The New York State Health Department has unveiled a new web-based tool to help achieve a high performing affordable healthcare system with primary care as the centerpiece. The new Prevention Quality Indicator (PQI) web site is the first free publicly accessible tool that identifies hospitalization rates by zip code for circulatory, diabetes-related, respiratory, and acute conditions. Data is also broken down according to patients’ race and ethnicity.
The State Health Commissioner Richard F. Daines, M.D., points out that despite being among the top three states in total per capital healthcare spending, New York ranks 39th among states for hospital admissions for preventable conditions. This means that too many New Yorkers are not getting effective primary care to prevent, detect, and treat conditions before they become serious and require hospitalization.

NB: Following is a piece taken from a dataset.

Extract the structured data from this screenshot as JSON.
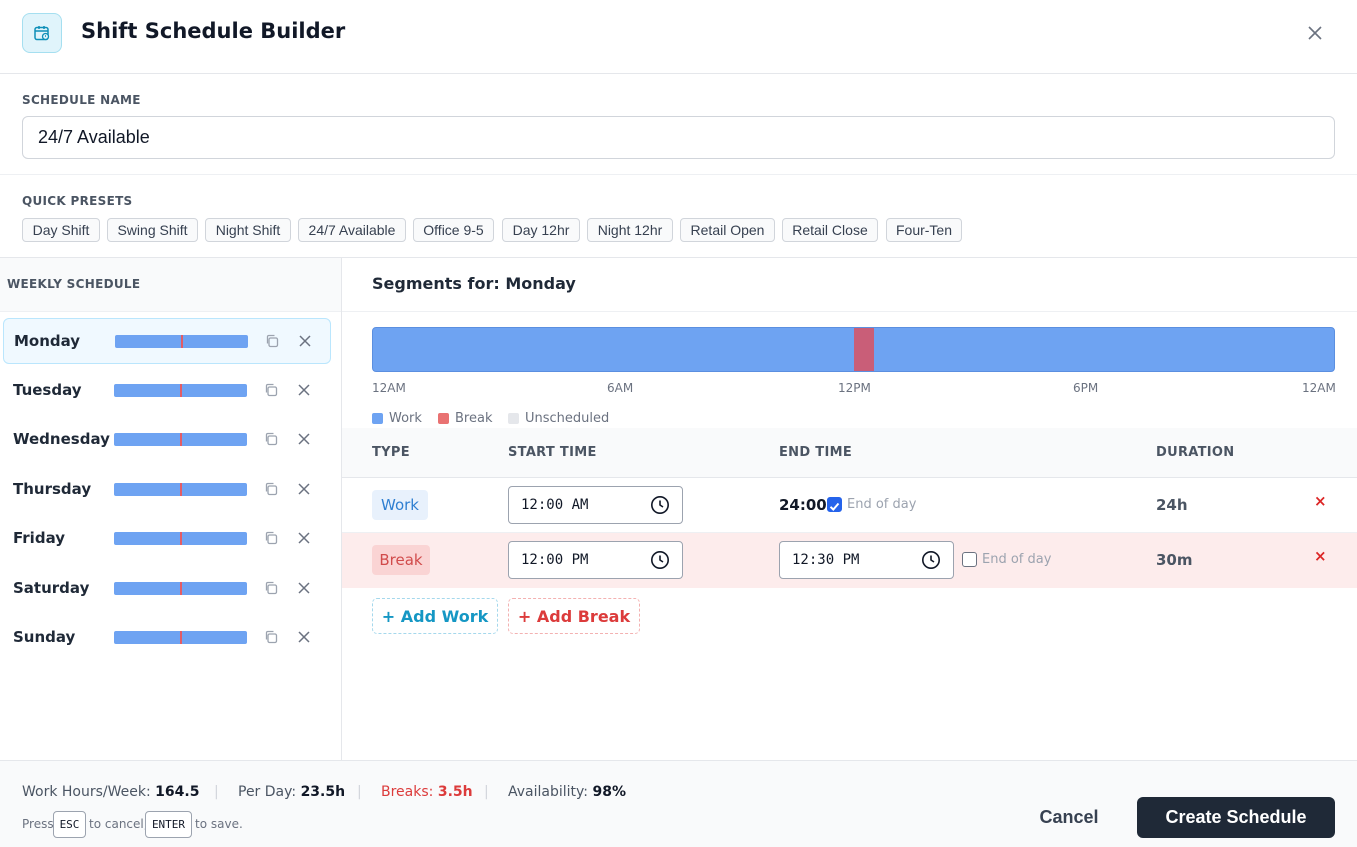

For example, the PQI data by race and ethnicity in the Morningside Heights neighborhood of Manhattan in three different zip codes illustrates wide disparities. The data shows that the overall PQI rate for African Americans is double the expected statewide rate and about 1.6 times higher for Hispanics, while whites were hospitalized for these conditions at less than half the overall rate.
In Western New York in the south Buffalo zip codes, the data shows that PQI hospitalization rates are about 50% higher than the expected statewide rate. In these zip codes, the hospital admission rates for diabetes are more than double the statewide rate.
In another example in rural central Delaware County, the overall PQI hospitalization rate is 30% below statewide norms. But just to the north near the Delaware-Schoharie county border, the hospitalization rate for potentially preventable hospitalizations is about 37% higher than the state average.
In one final example, some of the zip codes in Albany show hospitalization rates for people with diabetes and complications to be 57% higher than the statewide rate.
“The PQI data will help in healthcare planning at both the state and local levels,” said James W. Clyne, Deputy Commissioner of the State Health Department’s Office of Health Systems Management. “As the department considers requests from healthcare providers to deploy new equipment or establish new healthcare services, we are going to ask all interested parties to consider the needs in each community as reported by the PQI.
In the future, the Health Department plans to expand the number and kinds of measures in the PQI database, including preventable childhood hospitalization rates for conditions such as asthma. The Governor of New York is also working to expand access to primary care in the state and to create a new “Doctors across New York” program to provide financial incentives to doctors to practice in underserved areas. He also plans to shift some Medicaid funding from hospital inpatient care to outpatient and primary care services.
For more information, go to https://apps.nyhealth.gov/statistics/prevention/quality_indicators.